(with Linda Thunström, Klaas van ‘t Veld, and Jonas Nordström)
In this paper we predict and find evidence for an "endowment effect for information"—a tendency to value information more if getting the information is expected than if it is not expected. We show that the two leading theories of expectations-based reference-dependent preferences imply such an endowment effect, and find evidence supporting this prediction in an experiment that manipulates participants’ expectations.

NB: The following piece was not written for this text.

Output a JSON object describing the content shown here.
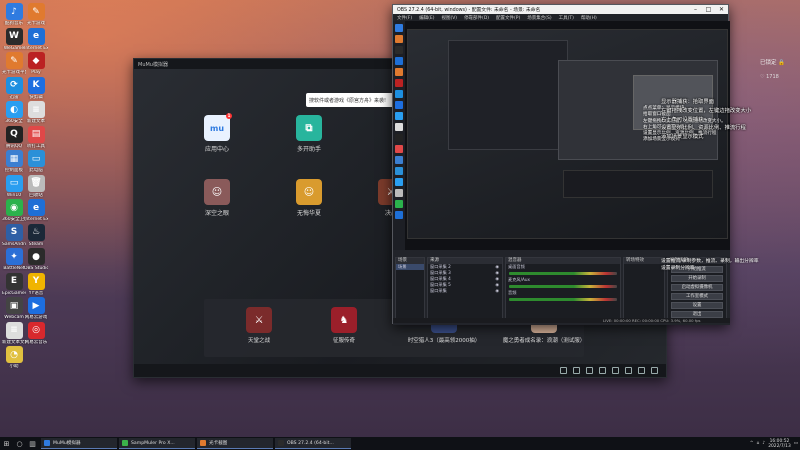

The effect implies that the net benefits from information policies may vary with people’s expectations: consumers who regularly see information about the calories in their food, the energy use of their appliances, or the carbon footprint of their flights may come to expect access to such information and then end up valuing it more.
JEL codes: D01, D80, D83, D84, D91, C91
Keywords: expectations, reference-dependent preferences, preferences for information, information avoidance, endowment effect, welfare analysis.